Idaho's public pension system faced a $3 billion gap between funding and benefits in 2010, the most recent year for which comprehensive data was available nationwide, according to a new study by the Pew Center on the States, a nonpartisan research arm of the Pew Charitable Trusts. Although the Public Employee Retirement System of Idaho (PERSI) was 79 percent funded in 2010, the widening gap between state contributions and beneficiary payouts led Pew to revise its rating of Idaho's system from "solid performer" in 2008 to "needs improvement."
The report also noted that Idaho's $137 million bill for retiree health care was funded at only 12 percent in 2010. Despite these shortfalls, 33 other states fared even worse.

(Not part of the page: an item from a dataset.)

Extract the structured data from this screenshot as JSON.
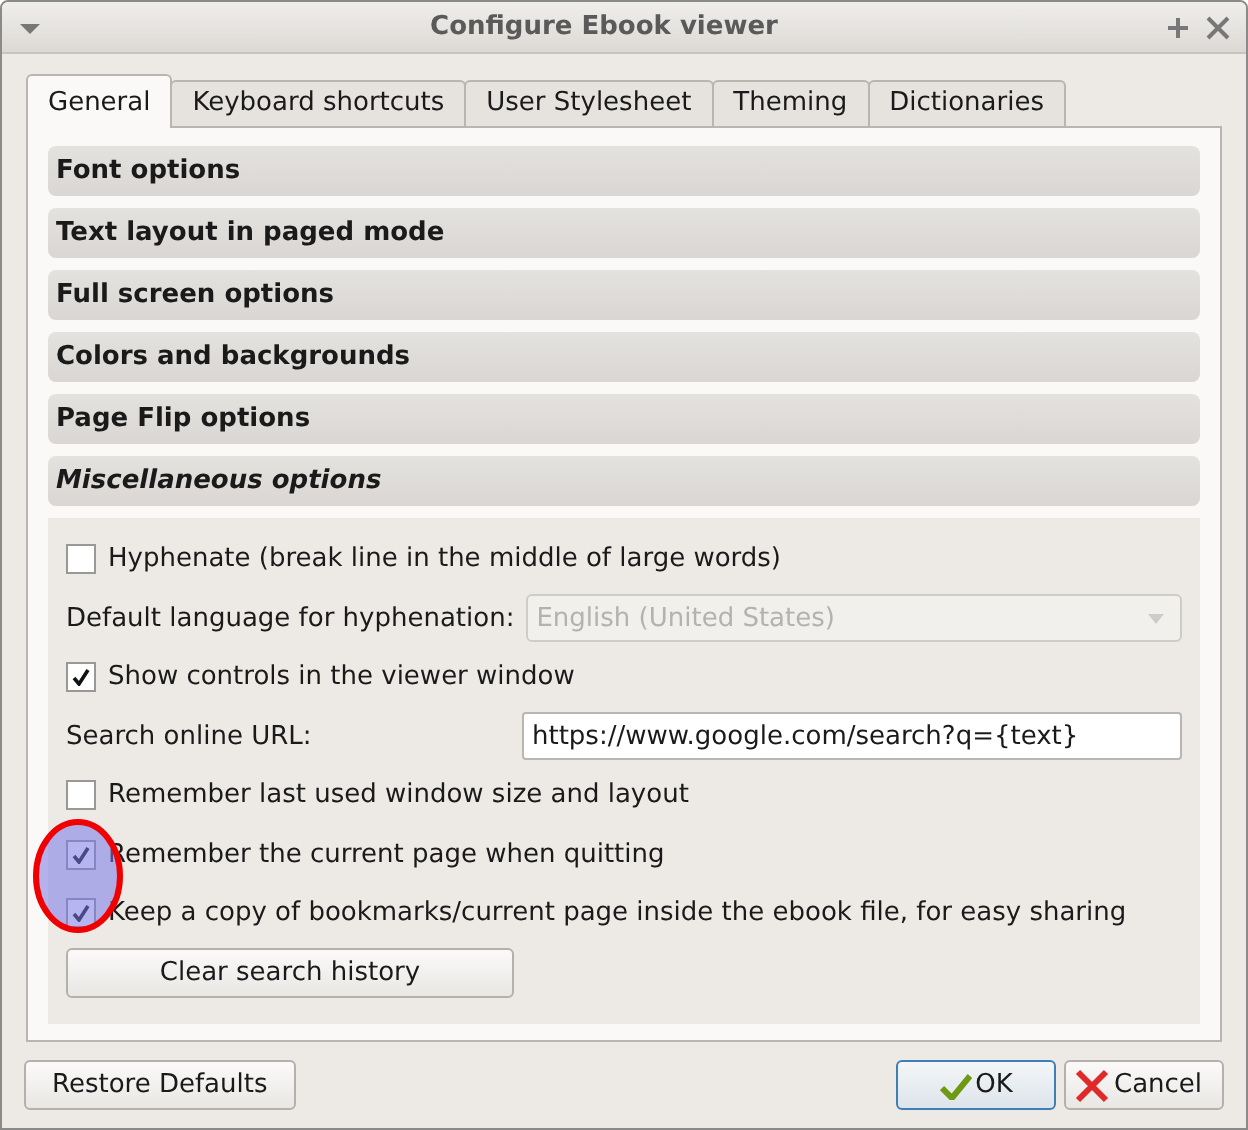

Pew reports that Idaho's pension contributions exceeded by 13 percent the amount recommended by the state's actuarial valuations, but despite the extra payments, PERSI still fell short of the 80 percent funding level that is regarded as sustainable by many actuarial experts. The 2008 financial collapse resulted in a drastic downturn for Idaho's pension investment returns, although 2011 investment performance rebounded to a 20.7 percent return, the best profit for the system in 25 years. PERSI officials reported in July 2011 that the overall funded status for that fiscal year exceeded 90 percent.
"I understand those numbers are absolutely accurate, but they're a little outdated right now," said PERSI executive director Don Drum about the Pew report. "In 2010, we were just starting to come back out of the Great Recession, and our number from 2009 was 74.8 percent funded. In 2010 we climbed up to about 79 percent funded, and then we made a big climb last year. In 2011, we climbed all the way up to 90.2 percent funded. So, we made a very healthy recovery in 2011."
One factor leading to such drastic swings in the funding level of public pension systems is the use of defined benefit plans, which mandate a specific level of pension payout, based on duration of employment and wage level and disregarding broader economic factors. When the economy slumps, this can compound funding problems because the state's tax revenue and pension investment values decline simultaneously, requiring an outlay of a much larger percentage of state expenditures in order to meet required benefit payouts.
Defined contribution plans, in contrast, mandate a specific level of state funding regardless of widespread market performance. This difference allows officials to budget predictable amounts for pension contributions, significantly decreasing the likelihood that an economic downturn will wipe out fund solvency. Some worry, however, that defined contribution plans place too much risk on retirees themselves.
"The risk really gets passed to the investor, and let's use the recent market downturn as an example," said Drum. "If you were retired or nearing retirement, and you did a calculation of your 401(k) plan and you had adequate money there to sustain yourself in retirement, and then you had to absorb a market downturn with, let's say, a 25 to 30 percent loss, you would no longer be able to retire. Or, if you can still retire, you won't have the same income level that you would have."
Out of the four public pension funds that PERSI includes, only two are defined contribution plans, the Public Employee Retirement Fund Choice Plan 401(k) and 414(k) funds, also known as PERSI Choice. The other two, encompassing the majority of state workers, are defined benefit plans that guarantee pension outcome levels even when state funds have dried up.
"With the defined benefit plans, the taxpayers are on the hook," said Bob Williams, president of State Budget Solutions, a nonpartisan research group that studies fiscal reforms. "If you go to a defined contribution plan, it's more like an IRA, more like the private sector is doing it. States can't continue on defined benefit plans—it's just totally unsustainable."
Another factor contributing to mounting long-term expenses for PERSI is the ability that Idaho legislators have to significantly spike the size of their pensions by spending a few years as highly paid state employees after leaving part-time office as lawmakers, leaving taxpayers on the hook for much larger payouts for years to come. PERSI benefits are determined both by length of time spent as a state employee and the average monthly salary received for the highest consecutive 42 months. So, if a recently departed state legislator works for three and a half years as a state employee, all previous years spent as a part-time lawmaker count toward employee duration, but the only salary level that determines pension benefits is the significantly higher pay earned during those final months.
Rep. Dennis Lake, R-Blackfoot, sponsored a bill during the 2012 legislative session that would have ended the practice of pension spiking, but it was scuttled in late March by House Speaker Lawrence Denney, R-Midvale, who said he thought it was improper for lawmakers to directly determine the stipulations of their own salary and benefits, citing a clause in the Idaho Constitution that leaves such matters to a citizen committee.